If you are being sued by a debt collector, it is important to take action and file a formal response within the specified timeframe. If you fail to do so, you run the risk of having a default judgment entered against you. This would give the debt collector the legal right to garnish your wages, seize funds from your bank accounts, and even take away your property.
What Exactly is a Default Judgment?
A default judgment is a court-ordered ruling that results when one party to a lawsuit fails to take action or respond to a formal Complaint.

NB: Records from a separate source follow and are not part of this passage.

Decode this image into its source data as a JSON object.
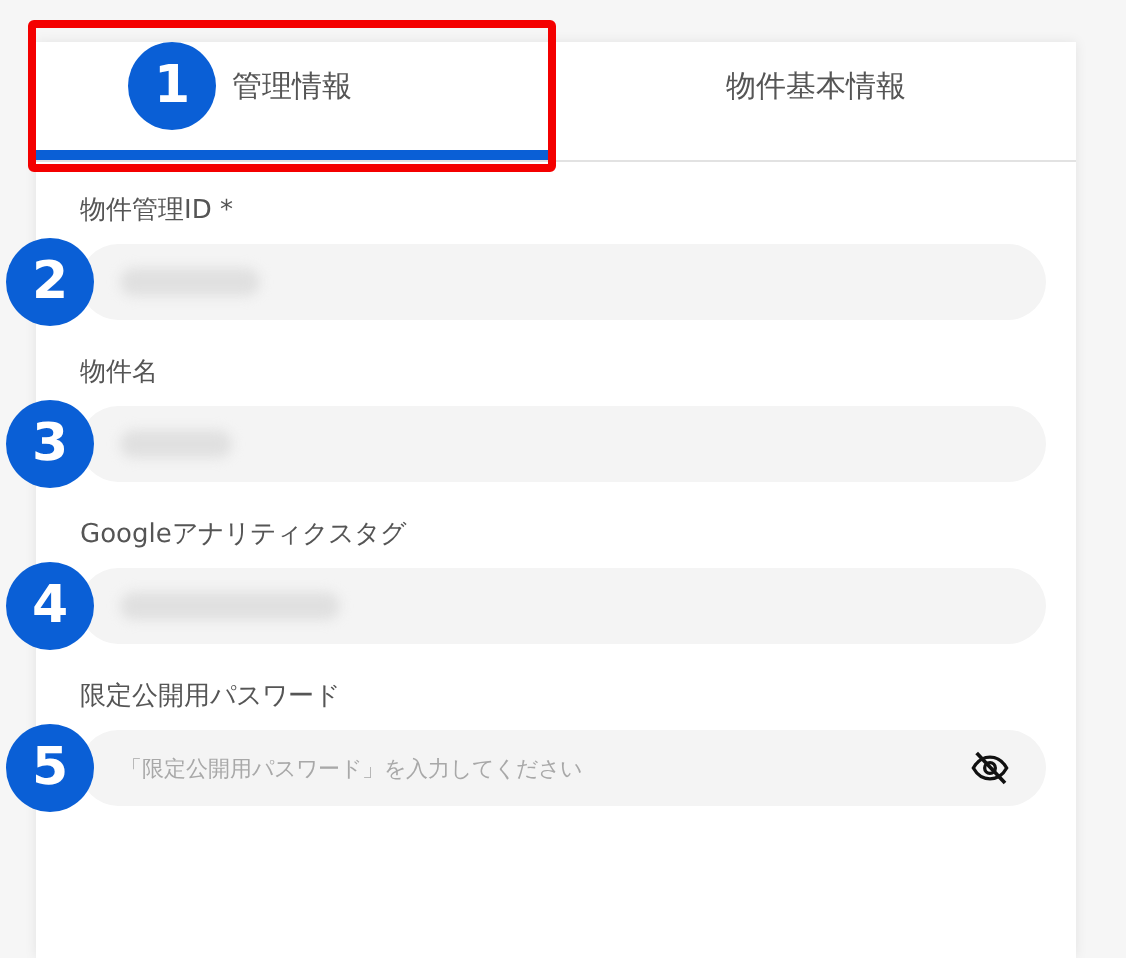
{
  "tabs": [
    {
      "label": "管理情報",
      "selected": true,
      "highlighted": true,
      "callout": "1"
    },
    {
      "label": "物件基本情報",
      "selected": false,
      "highlighted": false
    }
  ],
  "fields": [
    {
      "label": "物件管理ID *",
      "kind": "blurred",
      "callout": "2"
    },
    {
      "label": "物件名",
      "kind": "blurred",
      "callout": "3"
    },
    {
      "label": "Googleアナリティクスタグ",
      "kind": "blurred",
      "callout": "4"
    },
    {
      "label": "限定公開用パスワード",
      "kind": "password",
      "placeholder": "「限定公開用パスワード」を入力してください",
      "callout": "5"
    }
  ]
}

In such instances, the court settles the legal dispute in favor of the compliant party, typically the debt collector.
Where Default Judgments Come Into Play with Debt Collection Lawsuits

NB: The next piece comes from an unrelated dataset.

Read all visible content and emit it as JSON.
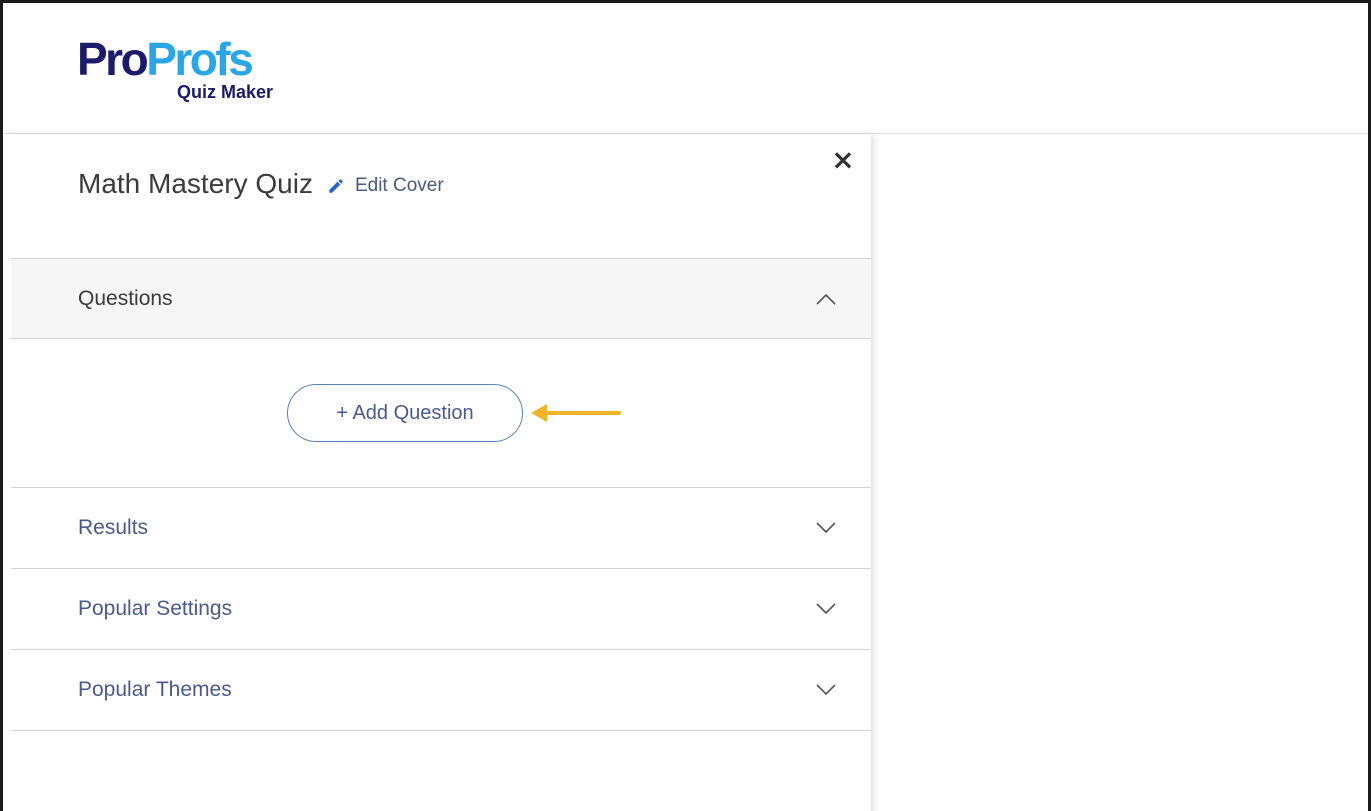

If you are served with a debt collection lawsuit, it is important that you take action within the specified timeframe. If you fail to file an answer with the court, the debt collector may file a motion seeking a default judgment. This would give the debt collector everything they want, including the amount owed in the complaint, as well as other costs and expenses. Therefore, it is crucial that you respond appropriately to a debt collection lawsuit to protect your interests.
What To Do When a Default Judgment is Entered Against You

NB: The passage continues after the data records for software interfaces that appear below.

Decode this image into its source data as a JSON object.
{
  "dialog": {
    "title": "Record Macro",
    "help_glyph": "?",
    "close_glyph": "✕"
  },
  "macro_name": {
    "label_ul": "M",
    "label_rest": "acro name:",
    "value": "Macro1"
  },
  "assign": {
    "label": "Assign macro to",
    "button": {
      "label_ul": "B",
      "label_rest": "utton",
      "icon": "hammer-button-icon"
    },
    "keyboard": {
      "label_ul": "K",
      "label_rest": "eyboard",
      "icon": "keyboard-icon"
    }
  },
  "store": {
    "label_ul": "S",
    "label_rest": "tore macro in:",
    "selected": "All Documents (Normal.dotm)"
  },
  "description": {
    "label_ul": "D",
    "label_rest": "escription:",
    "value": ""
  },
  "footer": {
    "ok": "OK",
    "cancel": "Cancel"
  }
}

If you have been hit with a default judgment, you may be wondering what to do next. But don’t despair, there are some things you can do. For example, you can ask the court to set aside the default judgment and give you a chance to fight it. Or, you could try to reach an agreement with the debt collector.
Setting Aside a Default Judgment
If you believe that a default judgment was entered against you in error, you can take steps to have it set aside. However, it is important to understand that courts will not automatically set aside a judgment simply because you request it. There must be a valid reason as to why the default judgment was entered incorrectly. For example, if you never received a copy of the complaint or were not made aware of the lawsuit, this could potentially serve as grounds to challenge the default judgment. Other reasons to set aside a default judgment may include:
- Mistake or excusable neglect on your part;
- New evidence was discovered that was unavailable to the parties in the prior proceeding;
- Fraud on the part of the debt collector;
- The amount owed has already been repaid.
If you want to set aside a default judgment, you need to move fast. The longer you wait to ask the court to set aside the judgment, the less likely you are to succeed. Your chances of success depend mostly on the particular facts of your case.
Settling a Default Judgment
You may be able to negotiate a settlement with the debt collector even if you cannot get the default judgment set aside. However, the debt collector may not be willing to agree to a reduced payoff amount. Nevertheless, you can see how amenable the debt collector is to agree to an amicable settlement amount. If you can afford to pay a large portion of the debt in a one-time lump sum payment, there is a higher chance that you could settle the judgment for less than what is owed.
If you’re in debt and facing a lawsuit from your creditors, you may feel overwhelmed. But don’t worry, you can do this. You just need to fill in some specific documents that contain certain legal elements. With a little effort, you can put this behind you and move on with your life.Clearone Advantage, Credit Associates, Credit 9, Americor Funding, Tripoint Lending, Lendvia, Simple Path Financial, New Start Capital, Point Break Financial, Sagemore Financial, Money Ladder, Advantage Preferred Financial, LoanQuo, Apply.Credit9, Mobilend